One of the students on my current NLP practitioner training called me today with a problem that every coach will recognise. She is doing some ‘practice’ coaching for a friend, by telephone. Each week the client very positively identifies and commits to their actions for the coming week – and by the following week, there is always some reason why the client hasn’t carried them out.
Pretty much every coach alive has been there. But what to do?
A bit more background: this client talks very positively but is prone to taking too much on, and rarely says ‘no’ to requests to do even more. The coach had helped her elicit her values around work, and they were all very ‘towards’.

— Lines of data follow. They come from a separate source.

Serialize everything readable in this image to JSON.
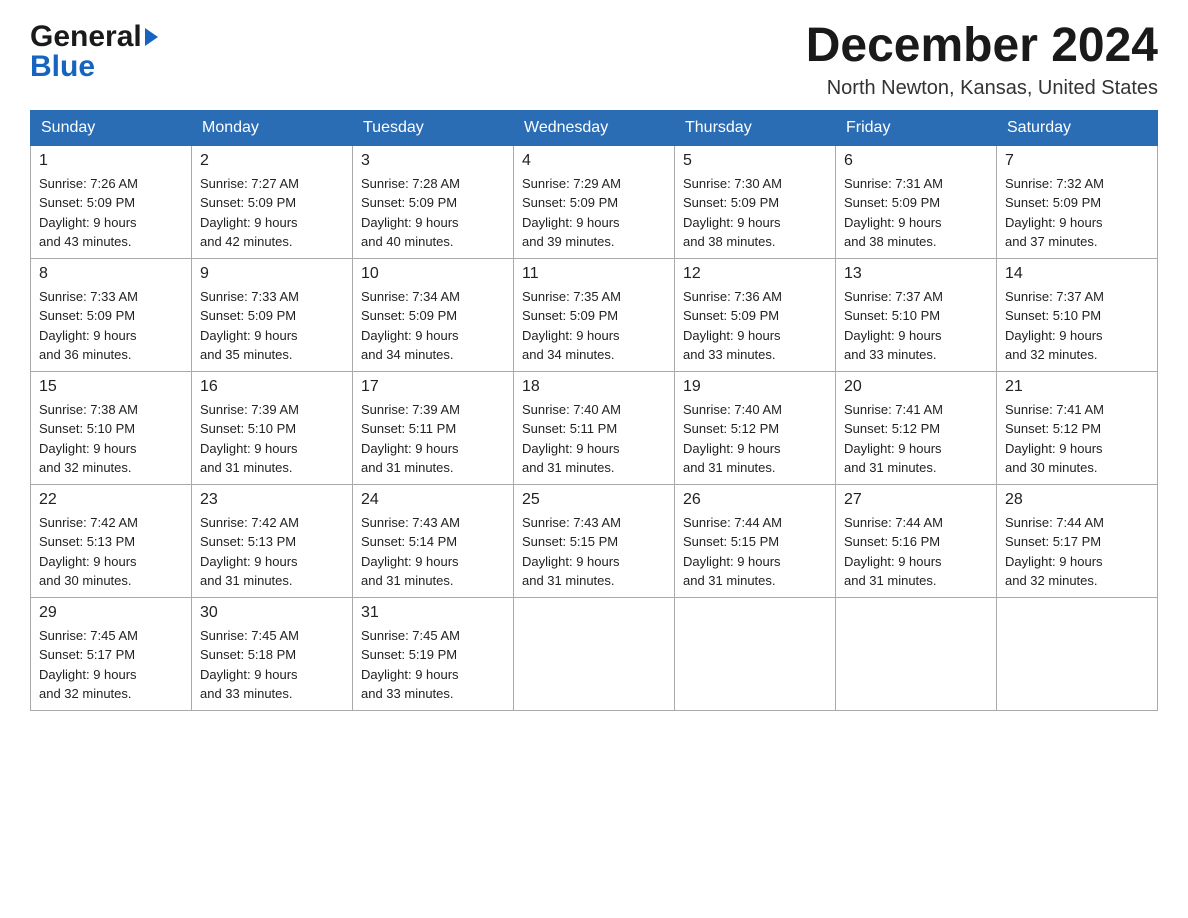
{
  "logo": {
    "line1": "General",
    "line2": "Blue"
  },
  "title": {
    "month_year": "December 2024",
    "location": "North Newton, Kansas, United States"
  },
  "headers": [
    "Sunday",
    "Monday",
    "Tuesday",
    "Wednesday",
    "Thursday",
    "Friday",
    "Saturday"
  ],
  "weeks": [
    [
      {
        "day": "1",
        "sunrise": "7:26 AM",
        "sunset": "5:09 PM",
        "daylight": "9 hours and 43 minutes."
      },
      {
        "day": "2",
        "sunrise": "7:27 AM",
        "sunset": "5:09 PM",
        "daylight": "9 hours and 42 minutes."
      },
      {
        "day": "3",
        "sunrise": "7:28 AM",
        "sunset": "5:09 PM",
        "daylight": "9 hours and 40 minutes."
      },
      {
        "day": "4",
        "sunrise": "7:29 AM",
        "sunset": "5:09 PM",
        "daylight": "9 hours and 39 minutes."
      },
      {
        "day": "5",
        "sunrise": "7:30 AM",
        "sunset": "5:09 PM",
        "daylight": "9 hours and 38 minutes."
      },
      {
        "day": "6",
        "sunrise": "7:31 AM",
        "sunset": "5:09 PM",
        "daylight": "9 hours and 38 minutes."
      },
      {
        "day": "7",
        "sunrise": "7:32 AM",
        "sunset": "5:09 PM",
        "daylight": "9 hours and 37 minutes."
      }
    ],
    [
      {
        "day": "8",
        "sunrise": "7:33 AM",
        "sunset": "5:09 PM",
        "daylight": "9 hours and 36 minutes."
      },
      {
        "day": "9",
        "sunrise": "7:33 AM",
        "sunset": "5:09 PM",
        "daylight": "9 hours and 35 minutes."
      },
      {
        "day": "10",
        "sunrise": "7:34 AM",
        "sunset": "5:09 PM",
        "daylight": "9 hours and 34 minutes."
      },
      {
        "day": "11",
        "sunrise": "7:35 AM",
        "sunset": "5:09 PM",
        "daylight": "9 hours and 34 minutes."
      },
      {
        "day": "12",
        "sunrise": "7:36 AM",
        "sunset": "5:09 PM",
        "daylight": "9 hours and 33 minutes."
      },
      {
        "day": "13",
        "sunrise": "7:37 AM",
        "sunset": "5:10 PM",
        "daylight": "9 hours and 33 minutes."
      },
      {
        "day": "14",
        "sunrise": "7:37 AM",
        "sunset": "5:10 PM",
        "daylight": "9 hours and 32 minutes."
      }
    ],
    [
      {
        "day": "15",
        "sunrise": "7:38 AM",
        "sunset": "5:10 PM",
        "daylight": "9 hours and 32 minutes."
      },
      {
        "day": "16",
        "sunrise": "7:39 AM",
        "sunset": "5:10 PM",
        "daylight": "9 hours and 31 minutes."
      },
      {
        "day": "17",
        "sunrise": "7:39 AM",
        "sunset": "5:11 PM",
        "daylight": "9 hours and 31 minutes."
      },
      {
        "day": "18",
        "sunrise": "7:40 AM",
        "sunset": "5:11 PM",
        "daylight": "9 hours and 31 minutes."
      },
      {
        "day": "19",
        "sunrise": "7:40 AM",
        "sunset": "5:12 PM",
        "daylight": "9 hours and 31 minutes."
      },
      {
        "day": "20",
        "sunrise": "7:41 AM",
        "sunset": "5:12 PM",
        "daylight": "9 hours and 31 minutes."
      },
      {
        "day": "21",
        "sunrise": "7:41 AM",
        "sunset": "5:12 PM",
        "daylight": "9 hours and 30 minutes."
      }
    ],
    [
      {
        "day": "22",
        "sunrise": "7:42 AM",
        "sunset": "5:13 PM",
        "daylight": "9 hours and 30 minutes."
      },
      {
        "day": "23",
        "sunrise": "7:42 AM",
        "sunset": "5:13 PM",
        "daylight": "9 hours and 31 minutes."
      },
      {
        "day": "24",
        "sunrise": "7:43 AM",
        "sunset": "5:14 PM",
        "daylight": "9 hours and 31 minutes."
      },
      {
        "day": "25",
        "sunrise": "7:43 AM",
        "sunset": "5:15 PM",
        "daylight": "9 hours and 31 minutes."
      },
      {
        "day": "26",
        "sunrise": "7:44 AM",
        "sunset": "5:15 PM",
        "daylight": "9 hours and 31 minutes."
      },
      {
        "day": "27",
        "sunrise": "7:44 AM",
        "sunset": "5:16 PM",
        "daylight": "9 hours and 31 minutes."
      },
      {
        "day": "28",
        "sunrise": "7:44 AM",
        "sunset": "5:17 PM",
        "daylight": "9 hours and 32 minutes."
      }
    ],
    [
      {
        "day": "29",
        "sunrise": "7:45 AM",
        "sunset": "5:17 PM",
        "daylight": "9 hours and 32 minutes."
      },
      {
        "day": "30",
        "sunrise": "7:45 AM",
        "sunset": "5:18 PM",
        "daylight": "9 hours and 33 minutes."
      },
      {
        "day": "31",
        "sunrise": "7:45 AM",
        "sunset": "5:19 PM",
        "daylight": "9 hours and 33 minutes."
      },
      null,
      null,
      null,
      null
    ]
  ],
  "labels": {
    "sunrise": "Sunrise:",
    "sunset": "Sunset:",
    "daylight": "Daylight:"
  }
}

My thoughts were that if the client has a pattern of ‘people pleasing’, she might also be saying what she thinks the coach wants to hear. She probably means it at the time, but deep down, her unconscious mind doesn’t want to do it, so when she gets off the phone, she forgets, or something ‘outside her control’ just (apparently) happens to prevent her.
A few ideas suggest themselves:
1. Gently bring the gap between what she says and what she does to the client’s attention: “You say you want to do this, and nothing has happened since you said it. What is going on here?”
2. Check for ‘hidden’ or unconscious values beyond those already elicited using a ‘threshold’ process, which goes like this:
a. “All these values being present, is there anything that could happen that could make you leave?”
b. “All these values being present, plus (Value(s) just mentioned) what would have to happen such that would make you stay?”
c. “All these values being present, plus (Value(s) just mentioned) what would have to happen such that would make you leave?”
d. Continue with steps b-c until you get repeat words.
This will flush out hidden ‘away-from’ values that the client may not have been consciously aware of, but which nevertheless have been influencing her behaviour.
Fortunately, these are easy and natural questions to ask someone, as the area under discussion is Work and Career.
3. The client’s default setting when someone asks her to do something extra is to say ‘yes’ automatically – only later considering whether she actually has time for this additional task. What if she got into the habit of saying ‘no’ automatically?
4. Maybe the goals are just too big and daunting, and the client needs to break them down into smaller steps and only promise to carry out the very first step – whatever she can commit 100% to. In NLP we would call this ‘chunking down’ and be alert to any signs of incongruence in the client’s voice (remember, the coaching is happening over the phone).